BEGIN

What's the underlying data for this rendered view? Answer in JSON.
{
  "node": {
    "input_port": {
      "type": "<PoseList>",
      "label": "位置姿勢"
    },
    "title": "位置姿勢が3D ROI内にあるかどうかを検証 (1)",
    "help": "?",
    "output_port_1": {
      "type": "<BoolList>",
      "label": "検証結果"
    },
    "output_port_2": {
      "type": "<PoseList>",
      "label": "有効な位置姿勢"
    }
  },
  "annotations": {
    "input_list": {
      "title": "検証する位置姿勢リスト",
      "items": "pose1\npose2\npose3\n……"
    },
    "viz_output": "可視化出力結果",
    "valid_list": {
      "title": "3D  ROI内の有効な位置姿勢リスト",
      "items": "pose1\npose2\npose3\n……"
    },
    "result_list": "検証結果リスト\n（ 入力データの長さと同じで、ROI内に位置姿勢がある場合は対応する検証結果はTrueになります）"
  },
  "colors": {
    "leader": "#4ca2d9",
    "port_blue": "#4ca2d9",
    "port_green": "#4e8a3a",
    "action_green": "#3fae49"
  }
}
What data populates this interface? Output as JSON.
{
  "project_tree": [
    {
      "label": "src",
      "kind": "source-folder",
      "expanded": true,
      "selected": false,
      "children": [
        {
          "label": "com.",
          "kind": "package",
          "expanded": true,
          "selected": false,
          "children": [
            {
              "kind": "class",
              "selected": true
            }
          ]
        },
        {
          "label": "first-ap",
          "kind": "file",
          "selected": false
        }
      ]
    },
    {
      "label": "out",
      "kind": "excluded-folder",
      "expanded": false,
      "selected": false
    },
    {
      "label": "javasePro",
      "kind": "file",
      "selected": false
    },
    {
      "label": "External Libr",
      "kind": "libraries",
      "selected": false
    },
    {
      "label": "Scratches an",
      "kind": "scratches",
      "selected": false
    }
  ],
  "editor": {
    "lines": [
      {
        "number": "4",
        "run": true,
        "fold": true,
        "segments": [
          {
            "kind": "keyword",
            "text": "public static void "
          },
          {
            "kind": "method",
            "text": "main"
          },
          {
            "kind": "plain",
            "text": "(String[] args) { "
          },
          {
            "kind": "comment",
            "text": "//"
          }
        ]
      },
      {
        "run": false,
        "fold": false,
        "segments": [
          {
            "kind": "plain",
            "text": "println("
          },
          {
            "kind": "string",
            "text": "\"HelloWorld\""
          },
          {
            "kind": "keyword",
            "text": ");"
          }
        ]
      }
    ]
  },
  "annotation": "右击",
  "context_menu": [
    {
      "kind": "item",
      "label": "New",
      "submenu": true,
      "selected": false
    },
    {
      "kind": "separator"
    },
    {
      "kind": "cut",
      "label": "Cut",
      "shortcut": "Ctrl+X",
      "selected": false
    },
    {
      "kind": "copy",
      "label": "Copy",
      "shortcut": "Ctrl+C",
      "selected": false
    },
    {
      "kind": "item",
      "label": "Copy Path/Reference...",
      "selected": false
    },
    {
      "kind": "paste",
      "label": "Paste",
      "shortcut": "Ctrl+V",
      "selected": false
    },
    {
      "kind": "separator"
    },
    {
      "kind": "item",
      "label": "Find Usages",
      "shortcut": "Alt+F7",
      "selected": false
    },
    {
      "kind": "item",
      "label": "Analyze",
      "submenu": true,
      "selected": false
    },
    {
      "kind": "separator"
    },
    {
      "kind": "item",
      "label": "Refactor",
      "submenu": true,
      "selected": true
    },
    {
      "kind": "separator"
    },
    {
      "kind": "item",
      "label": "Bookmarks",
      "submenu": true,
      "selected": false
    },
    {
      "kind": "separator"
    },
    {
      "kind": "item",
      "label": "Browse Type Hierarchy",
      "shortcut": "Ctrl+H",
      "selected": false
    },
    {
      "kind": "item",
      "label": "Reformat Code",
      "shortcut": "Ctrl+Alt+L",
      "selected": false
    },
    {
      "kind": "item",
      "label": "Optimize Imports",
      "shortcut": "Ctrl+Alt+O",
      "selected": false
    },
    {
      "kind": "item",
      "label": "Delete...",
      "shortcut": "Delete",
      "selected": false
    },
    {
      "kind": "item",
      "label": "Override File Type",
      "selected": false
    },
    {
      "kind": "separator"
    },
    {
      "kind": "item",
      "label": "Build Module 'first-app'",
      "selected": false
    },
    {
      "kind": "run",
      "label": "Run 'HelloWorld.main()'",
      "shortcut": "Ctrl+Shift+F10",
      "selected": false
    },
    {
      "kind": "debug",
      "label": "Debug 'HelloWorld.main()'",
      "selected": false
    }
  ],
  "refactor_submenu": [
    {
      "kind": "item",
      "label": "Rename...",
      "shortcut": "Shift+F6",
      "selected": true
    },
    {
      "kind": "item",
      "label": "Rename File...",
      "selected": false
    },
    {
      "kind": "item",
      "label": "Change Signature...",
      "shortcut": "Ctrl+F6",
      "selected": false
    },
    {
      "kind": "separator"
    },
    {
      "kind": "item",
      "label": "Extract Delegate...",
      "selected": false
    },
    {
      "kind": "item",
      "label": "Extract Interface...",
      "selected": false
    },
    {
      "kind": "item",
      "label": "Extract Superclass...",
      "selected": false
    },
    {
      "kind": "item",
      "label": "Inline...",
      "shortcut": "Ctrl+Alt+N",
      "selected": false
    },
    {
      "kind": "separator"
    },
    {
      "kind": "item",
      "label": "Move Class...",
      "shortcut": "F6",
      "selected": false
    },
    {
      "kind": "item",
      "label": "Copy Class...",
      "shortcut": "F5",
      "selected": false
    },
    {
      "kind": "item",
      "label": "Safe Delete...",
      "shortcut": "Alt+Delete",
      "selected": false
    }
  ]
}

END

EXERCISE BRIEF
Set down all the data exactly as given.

ANSWER
What's the underlying data for this rendered view? Answer in JSON.
{
  "node": {
    "input_port": {
      "type": "<PoseList>",
      "label": "位置姿勢"
    },
    "title": "位置姿勢が3D ROI内にあるかどうかを検証 (1)",
    "help": "?",
    "output_port_1": {
      "type": "<BoolList>",
      "label": "検証結果"
    },
    "output_port_2": {
      "type": "<PoseList>",
      "label": "有効な位置姿勢"
    }
  },
  "annotations": {
    "input_list": {
      "title": "検証する位置姿勢リスト",
      "items": "pose1\npose2\npose3\n……"
    },
    "viz_output": "可視化出力結果",
    "valid_list": {
      "title": "3D  ROI内の有効な位置姿勢リスト",
      "items": "pose1\npose2\npose3\n……"
    },
    "result_list": "検証結果リスト\n（ 入力データの長さと同じで、ROI内に位置姿勢がある場合は対応する検証結果はTrueになります）"
  },
  "colors": {
    "leader": "#4ca2d9",
    "port_blue": "#4ca2d9",
    "port_green": "#4e8a3a",
    "action_green": "#3fae49"
  }
}
What data populates this interface? Output as JSON.
{
  "project_tree": [
    {
      "label": "src",
      "kind": "source-folder",
      "expanded": true,
      "selected": false,
      "children": [
        {
          "label": "com.",
          "kind": "package",
          "expanded": true,
          "selected": false,
          "children": [
            {
              "kind": "class",
              "selected": true
            }
          ]
        },
        {
          "label": "first-ap",
          "kind": "file",
          "selected": false
        }
      ]
    },
    {
      "label": "out",
      "kind": "excluded-folder",
      "expanded": false,
      "selected": false
    },
    {
      "label": "javasePro",
      "kind": "file",
      "selected": false
    },
    {
      "label": "External Libr",
      "kind": "libraries",
      "selected": false
    },
    {
      "label": "Scratches an",
      "kind": "scratches",
      "selected": false
    }
  ],
  "editor": {
    "lines": [
      {
        "number": "4",
        "run": true,
        "fold": true,
        "segments": [
          {
            "kind": "keyword",
            "text": "public static void "
          },
          {
            "kind": "method",
            "text": "main"
          },
          {
            "kind": "plain",
            "text": "(String[] args) { "
          },
          {
            "kind": "comment",
            "text": "//"
          }
        ]
      },
      {
        "run": false,
        "fold": false,
        "segments": [
          {
            "kind": "plain",
            "text": "println("
          },
          {
            "kind": "string",
            "text": "\"HelloWorld\""
          },
          {
            "kind": "keyword",
            "text": ");"
          }
        ]
      }
    ]
  },
  "annotation": "右击",
  "context_menu": [
    {
      "kind": "item",
      "label": "New",
      "submenu": true,
      "selected": false
    },
    {
      "kind": "separator"
    },
    {
      "kind": "cut",
      "label": "Cut",
      "shortcut": "Ctrl+X",
      "selected": false
    },
    {
      "kind": "copy",
      "label": "Copy",
      "shortcut": "Ctrl+C",
      "selected": false
    },
    {
      "kind": "item",
      "label": "Copy Path/Reference...",
      "selected": false
    },
    {
      "kind": "paste",
      "label": "Paste",
      "shortcut": "Ctrl+V",
      "selected": false
    },
    {
      "kind": "separator"
    },
    {
      "kind": "item",
      "label": "Find Usages",
      "shortcut": "Alt+F7",
      "selected": false
    },
    {
      "kind": "item",
      "label": "Analyze",
      "submenu": true,
      "selected": false
    },
    {
      "kind": "separator"
    },
    {
      "kind": "item",
      "label": "Refactor",
      "submenu": true,
      "selected": true
    },
    {
      "kind": "separator"
    },
    {
      "kind": "item",
      "label": "Bookmarks",
      "submenu": true,
      "selected": false
    },
    {
      "kind": "separator"
    },
    {
      "kind": "item",
      "label": "Browse Type Hierarchy",
      "shortcut": "Ctrl+H",
      "selected": false
    },
    {
      "kind": "item",
      "label": "Reformat Code",
      "shortcut": "Ctrl+Alt+L",
      "selected": false
    },
    {
      "kind": "item",
      "label": "Optimize Imports",
      "shortcut": "Ctrl+Alt+O",
      "selected": false
    },
    {
      "kind": "item",
      "label": "Delete...",
      "shortcut": "Delete",
      "selected": false
    },
    {
      "kind": "item",
      "label": "Override File Type",
      "selected": false
    },
    {
      "kind": "separator"
    },
    {
      "kind": "item",
      "label": "Build Module 'first-app'",
      "selected": false
    },
    {
      "kind": "run",
      "label": "Run 'HelloWorld.main()'",
      "shortcut": "Ctrl+Shift+F10",
      "selected": false
    },
    {
      "kind": "debug",
      "label": "Debug 'HelloWorld.main()'",
      "selected": false
    }
  ],
  "refactor_submenu": [
    {
      "kind": "item",
      "label": "Rename...",
      "shortcut": "Shift+F6",
      "selected": true
    },
    {
      "kind": "item",
      "label": "Rename File...",
      "selected": false
    },
    {
      "kind": "item",
      "label": "Change Signature...",
      "shortcut": "Ctrl+F6",
      "selected": false
    },
    {
      "kind": "separator"
    },
    {
      "kind": "item",
      "label": "Extract Delegate...",
      "selected": false
    },
    {
      "kind": "item",
      "label": "Extract Interface...",
      "selected": false
    },
    {
      "kind": "item",
      "label": "Extract Superclass...",
      "selected": false
    },
    {
      "kind": "item",
      "label": "Inline...",
      "shortcut": "Ctrl+Alt+N",
      "selected": false
    },
    {
      "kind": "separator"
    },
    {
      "kind": "item",
      "label": "Move Class...",
      "shortcut": "F6",
      "selected": false
    },
    {
      "kind": "item",
      "label": "Copy Class...",
      "shortcut": "F5",
      "selected": false
    },
    {
      "kind": "item",
      "label": "Safe Delete...",
      "shortcut": "Alt+Delete",
      "selected": false
    }
  ]
}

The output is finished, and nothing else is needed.